** Opening DATA EXTRACTS block **
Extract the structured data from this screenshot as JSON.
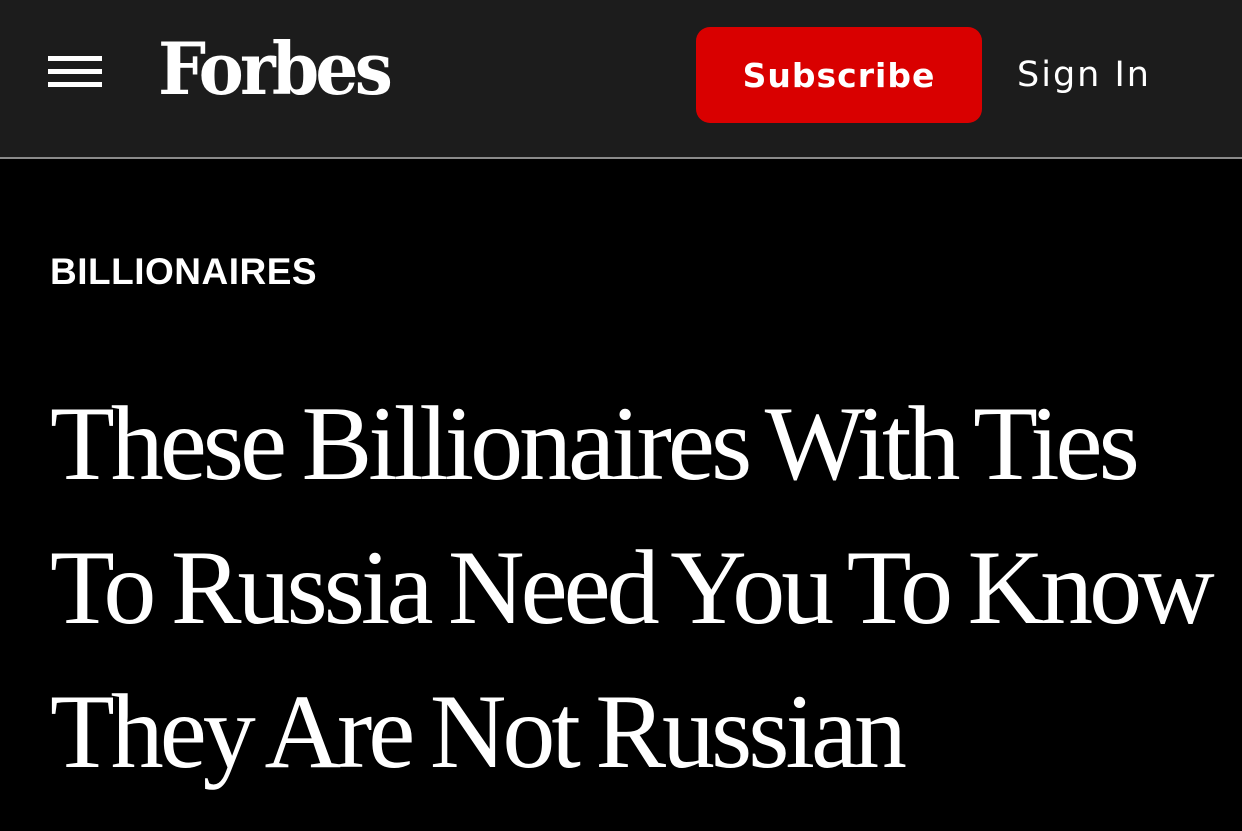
{
  "header": {
    "logo_text": "Forbes",
    "subscribe_label": "Subscribe",
    "signin_label": "Sign In",
    "menu_icon": "hamburger-menu-icon",
    "background_color": "#1c1c1c",
    "subscribe_color": "#d90000"
  },
  "article": {
    "section": "BILLIONAIRES",
    "headline_lines": [
      "These Billionaires With Ties",
      "To Russia Need You To Know",
      "They Are Not Russian"
    ]
  }
}
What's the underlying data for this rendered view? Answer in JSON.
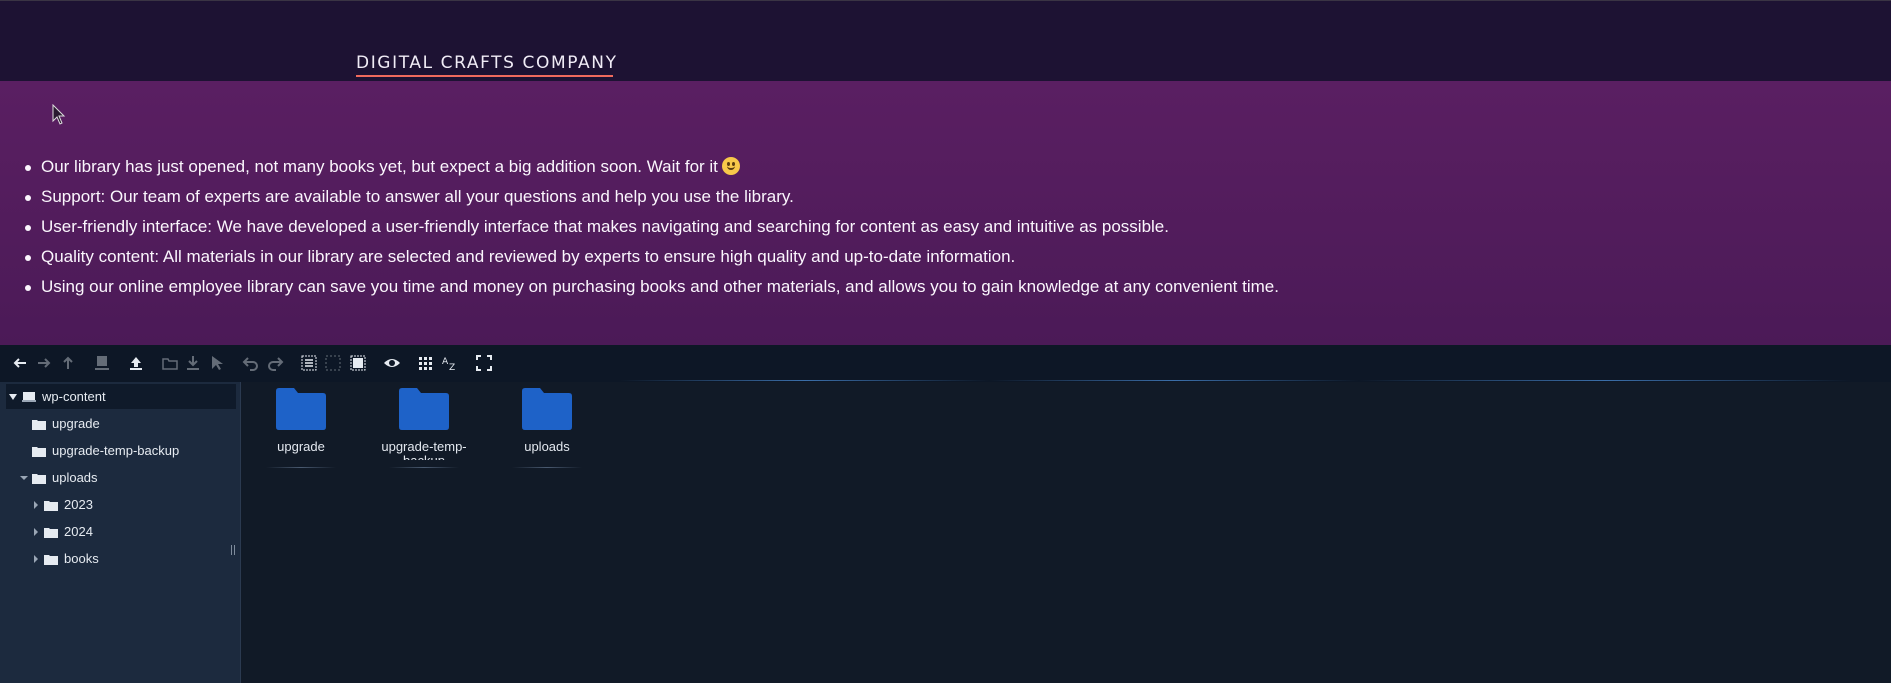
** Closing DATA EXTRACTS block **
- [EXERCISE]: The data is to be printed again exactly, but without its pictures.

- [TASK RESULT]:
Extract the structured data from this screenshot as JSON.
{
  "header": {
    "logo_text": "Forbes",
    "subscribe_label": "Subscribe",
    "signin_label": "Sign In",
    "menu_icon": "hamburger-menu-icon",
    "background_color": "#1c1c1c",
    "subscribe_color": "#d90000"
  },
  "article": {
    "section": "BILLIONAIRES",
    "headline_lines": [
      "These Billionaires With Ties",
      "To Russia Need You To Know",
      "They Are Not Russian"
    ]
  }
}
What's the underlying data for this rendered view? Answer in JSON.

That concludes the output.